In your copy of the entries below, keep every word exactly and leave out all images.

_____

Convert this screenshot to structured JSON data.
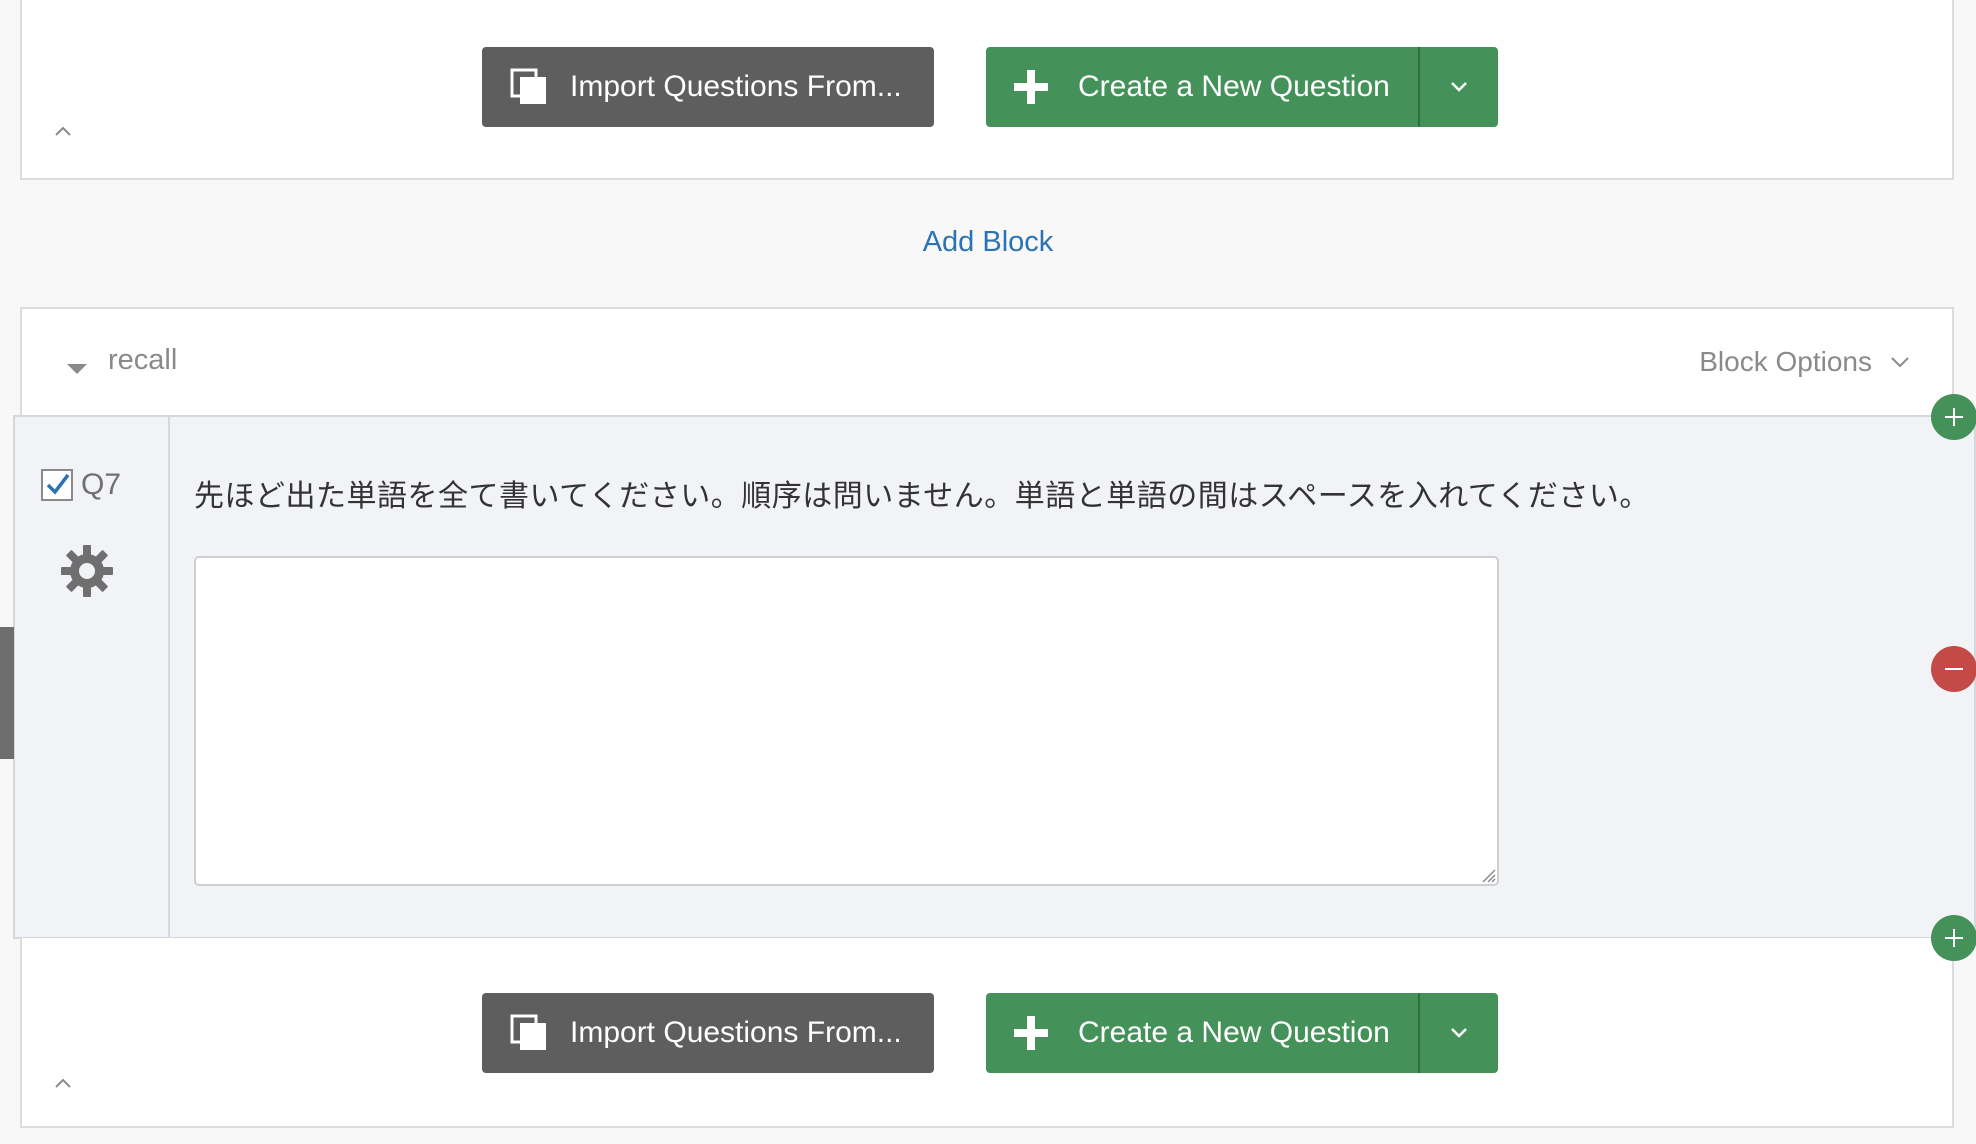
{
  "top_footer": {
    "import_label": "Import Questions From...",
    "create_label": "Create a New Question"
  },
  "add_block_label": "Add Block",
  "block": {
    "name": "recall",
    "options_label": "Block Options"
  },
  "question": {
    "number": "Q7",
    "checked": true,
    "text": "先ほど出た単語を全て書いてください。順序は問いません。単語と単語の間はスペースを入れてください。",
    "answer_value": ""
  },
  "bottom_footer": {
    "import_label": "Import Questions From...",
    "create_label": "Create a New Question"
  },
  "colors": {
    "green": "#44925a",
    "red": "#c44a47",
    "dark_button": "#5e5e5e",
    "link_blue": "#2b73b6"
  },
  "icons": {
    "import": "copy-pages-icon",
    "create": "plus-icon",
    "dropdown": "chevron-down-icon",
    "collapse": "chevron-up-icon",
    "block_toggle": "caret-down-icon",
    "settings": "gear-icon",
    "add_question": "plus-circle-icon",
    "remove_question": "minus-circle-icon"
  }
}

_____

**SOLUTION FOR THIS TASK:**
Convert this screenshot to structured JSON data.
{
  "top_footer": {
    "import_label": "Import Questions From...",
    "create_label": "Create a New Question"
  },
  "add_block_label": "Add Block",
  "block": {
    "name": "recall",
    "options_label": "Block Options"
  },
  "question": {
    "number": "Q7",
    "checked": true,
    "text": "先ほど出た単語を全て書いてください。順序は問いません。単語と単語の間はスペースを入れてください。",
    "answer_value": ""
  },
  "bottom_footer": {
    "import_label": "Import Questions From...",
    "create_label": "Create a New Question"
  },
  "colors": {
    "green": "#44925a",
    "red": "#c44a47",
    "dark_button": "#5e5e5e",
    "link_blue": "#2b73b6"
  },
  "icons": {
    "import": "copy-pages-icon",
    "create": "plus-icon",
    "dropdown": "chevron-down-icon",
    "collapse": "chevron-up-icon",
    "block_toggle": "caret-down-icon",
    "settings": "gear-icon",
    "add_question": "plus-circle-icon",
    "remove_question": "minus-circle-icon"
  }
}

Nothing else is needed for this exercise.